As the government continues to battle the coronavirus disease (Covid-19), many people are also grappling with the effects of the pandemic on their lives.
However, the impact of the health crisis is more than anything that meets the eye — an unseen pain which takes a toll on the minds of those reeling from the situation, especially the youth.
In the Philippines, reports have noted that the country presently has around merely 5,000 mental health experts, woefully inadequate for a population of more than 100 million.
Being aware of this problem, a school teacher in Sorsogon said conscious efforts involving community intervention can help manage the growing number of mental health problems, particularly among the youth at home amid these trying times.
Joseph Advincula from Donsol, Sorsogon called his proposal “Bantay Kabataan KAUSAP program”. Kausap, which literally means somebody to talk to in Filipino stands for ‘Kamustahin, Umakay, Samahan at Pagbutihin’ aimed at checking on what the young people are up to, mentor them, accompany them and help improve their lives, especially those experiencing depression and other mental health problems.
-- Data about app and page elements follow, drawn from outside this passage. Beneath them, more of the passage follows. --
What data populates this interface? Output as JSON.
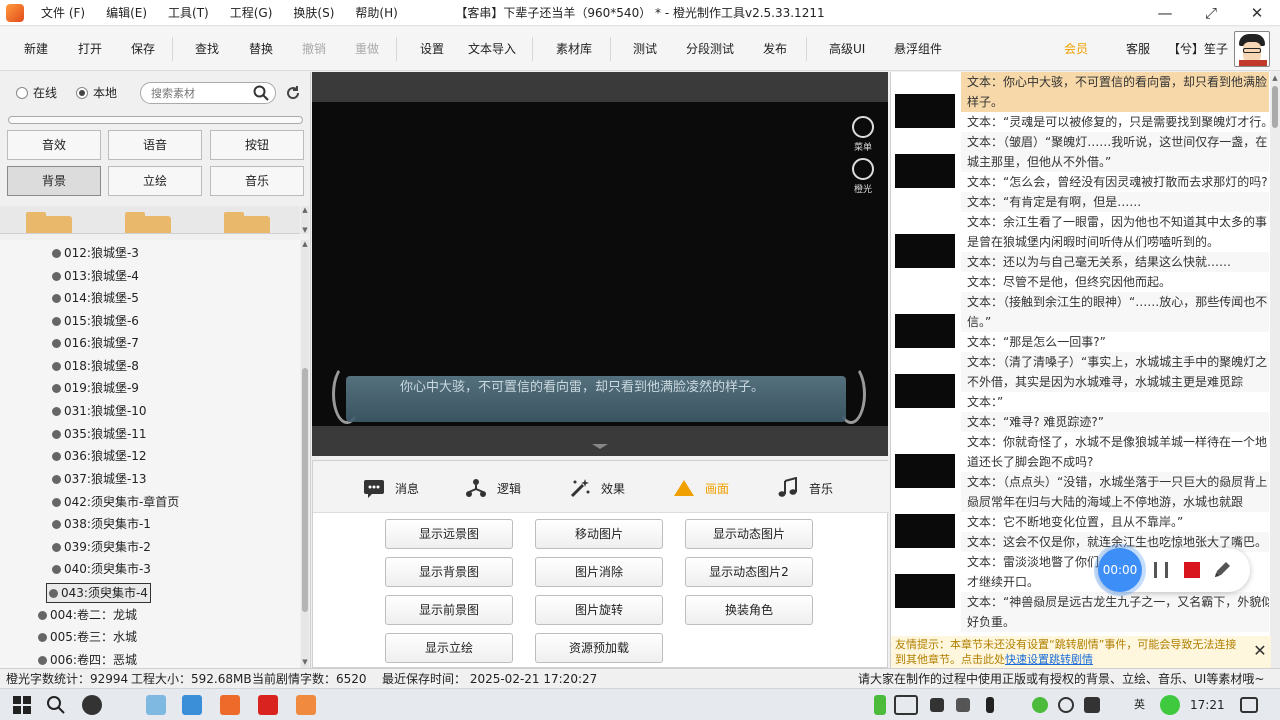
{
  "window": {
    "title": "【客串】下辈子还当羊（960*540） * - 橙光制作工具v2.5.33.1211",
    "menu": [
      "文件 (F)",
      "编辑(E)",
      "工具(T)",
      "工程(G)",
      "换肤(S)",
      "帮助(H)"
    ],
    "controls": [
      "—",
      "⤢",
      "✕"
    ]
  },
  "toolbar": {
    "new": "新建",
    "open": "打开",
    "save": "保存",
    "find": "查找",
    "replace": "替换",
    "undo": "撤销",
    "redo": "重做",
    "settings": "设置",
    "text_import": "文本导入",
    "assets": "素材库",
    "test": "测试",
    "segment_test": "分段测试",
    "publish": "发布",
    "advanced_ui": "高级UI",
    "floating": "悬浮组件",
    "notice": "会员",
    "service": "客服",
    "user": "【兮】笙子"
  },
  "left": {
    "radio_online": "在线",
    "radio_local": "本地",
    "search_placeholder": "搜索素材",
    "categories": [
      "音效",
      "语音",
      "按钮",
      "背景",
      "立绘",
      "音乐"
    ],
    "active_category": "背景",
    "tree": [
      "012:狼城堡-3",
      "013:狼城堡-4",
      "014:狼城堡-5",
      "015:狼城堡-6",
      "016:狼城堡-7",
      "018:狼城堡-8",
      "019:狼城堡-9",
      "031:狼城堡-10",
      "035:狼城堡-11",
      "036:狼城堡-12",
      "037:狼城堡-13",
      "042:须臾集市-章首页",
      "038:须臾集市-1",
      "039:须臾集市-2",
      "040:须臾集市-3",
      "043:须臾集市-4",
      "004:卷二：龙城",
      "005:卷三：水城",
      "006:卷四：恶城"
    ],
    "selected": "043:须臾集市-4"
  },
  "preview": {
    "dialog": "你心中大骇，不可置信的看向雷，却只看到他满脸凌然的样子。",
    "overlay_menu": "菜单",
    "overlay_orange": "橙光"
  },
  "commands": {
    "tabs": [
      "消息",
      "逻辑",
      "效果",
      "画面",
      "音乐"
    ],
    "active_tab": "画面",
    "buttons": [
      "显示远景图",
      "移动图片",
      "显示动态图片",
      "显示背景图",
      "图片消除",
      "显示动态图片2",
      "显示前景图",
      "图片旋转",
      "换装角色",
      "显示立绘",
      "资源预加载"
    ]
  },
  "script": {
    "lines": [
      "文本：你心中大骇，不可置信的看向雷，却只看到他满脸",
      "    样子。",
      "文本：“灵魂是可以被修复的，只是需要找到聚魄灯才行。",
      "文本：（皱眉）“聚魄灯……我听说，这世间仅存一盏，在",
      "    城主那里，但他从不外借。”",
      "文本：“怎么会，曾经没有因灵魂被打散而去求那灯的吗?",
      "文本：“有肯定是有啊，但是……",
      "文本：余江生看了一眼雷，因为他也不知道其中太多的事",
      "    是曾在狼城堡内闲暇时间听侍从们唠嗑听到的。",
      "文本：还以为与自己毫无关系，结果这么快就……",
      "文本：尽管不是他，但终究因他而起。",
      "文本：（接触到余江生的眼神）“……放心，那些传闻也不",
      "    信。”",
      "文本：“那是怎么一回事?”",
      "文本：（清了清嗓子）“事实上，水城城主手中的聚魄灯之",
      "    不外借，其实是因为水城难寻，水城城主更是难觅踪",
      "文本：”",
      "文本：“难寻? 难觅踪迹?”",
      "文本：你就奇怪了，水城不是像狼城羊城一样待在一个地",
      "    道还长了脚会跑不成吗?",
      "文本：（点点头）“没错，水城坐落于一只巨大的赑屃背上",
      "    赑屃常年在归与大陆的海域上不停地游，水城也就跟",
      "文本：它不断地变化位置，且从不靠岸。”",
      "文本：这会不仅是你，就连余江生也吃惊地张大了嘴巴。",
      "文本：雷淡淡地瞥了你们一眼，",
      "    才继续开口。",
      "文本：“神兽赑屃是远古龙生九子之一，又名霸下，外貌似",
      "    好负重。"
    ],
    "highlighted_index": 0,
    "tip_text": "友情提示：本章节未还没有设置“跳转剧情”事件，可能会导致无法连接到其他章节。点击此处",
    "tip_link": "快速设置跳转剧情"
  },
  "recorder": {
    "time": "00:00"
  },
  "status": {
    "word_count": "橙光字数统计：92994",
    "project_size": "工程大小：592.68MB",
    "scene_words": "当前剧情字数：6520",
    "last_save": "最近保存时间：    2025-02-21 17:20:27",
    "reminder": "请大家在制作的过程中使用正版或有授权的背景、立绘、音乐、UI等素材哦~"
  },
  "taskbar": {
    "time": "17:21",
    "tray_label": "英"
  },
  "colors": {
    "accent_orange": "#f0a000",
    "record_stop": "#d8141c",
    "record_time_bg": "#3e8ef7",
    "highlight_row": "#f7d8a8"
  }
}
“Among the youth, mental health problems arise, from among other factors, exposure to social media, a change in the lifestyle, and a lack of support and understanding from the family and community,” he said in an interview Friday.
This was proven in a 2012 study by David D. Luxton, Jennifer D. June, and Jonathan M. Fairall published in the United States’ American Journal of Public Health which noted “increasing evidence that the internet and social media can influence suicide-related behavior”.
For one, the study notes that actual methods of suicide seem to have become more available online most from pro-suicide websites. The study also noted incidents of cyber-bullying and cyber harassment.
Cyberbullying, when directly or indirectly linked to suicide, has been called “cyberbullicide”.
The rise of so-called “suicide pacts” among youth has also been noted.
The study said social media may also pose a hazard to vulnerable people through the influence of what the study called “extreme communities” or online groups that promote and provide support for beliefs and behaviors normally unacceptable in society such as eating disorders, suicide, and other forms of self-harm.
As a countermeasure, Advincula’s advocacy, which started last year, draws largely on his exposure to young people.
He added that his program advocates greater involvement by communities to inquire about the condition of the youth, guide, direct, and lead them, conduct and accompany them and make them better and improve and emphasized the need to ingrain the value of oneself and life in general.
Advincula also suggests activities such as moral and spiritual seminars, personality development seminars, involvement in different religious /civic groups, talents, and skills training such as Zumba, family counseling activities, and environmental activities to engage children.
Even before the Covid-19 pandemic which has ravaged economies and lives throughout the world, suicide incidents have been a cause of concern around the world.
According to the World Health Organization (WHO), nearly 800,000 people die due to suicide every year, or one person every 40 seconds.
“There are indications that for each adult who died by suicide there may have been more than 20 others attempting suicide,” WHO said in its website.
In 2016, self-harm was the second leading cause of death globally in young people between 10 to 29 years old with 222,093 incidents. According to WHO’s global health estimates for that year more male youth commit suicide than females.
The WHO pointed out that suicide is a global phenomenon and in 2016, 79 percent of suicides occurred in low- and middle-income countries and was responsible for 1.4 percent of all deaths worldwide, making it the 18th leading cause of death that year. — Source:/(PNA)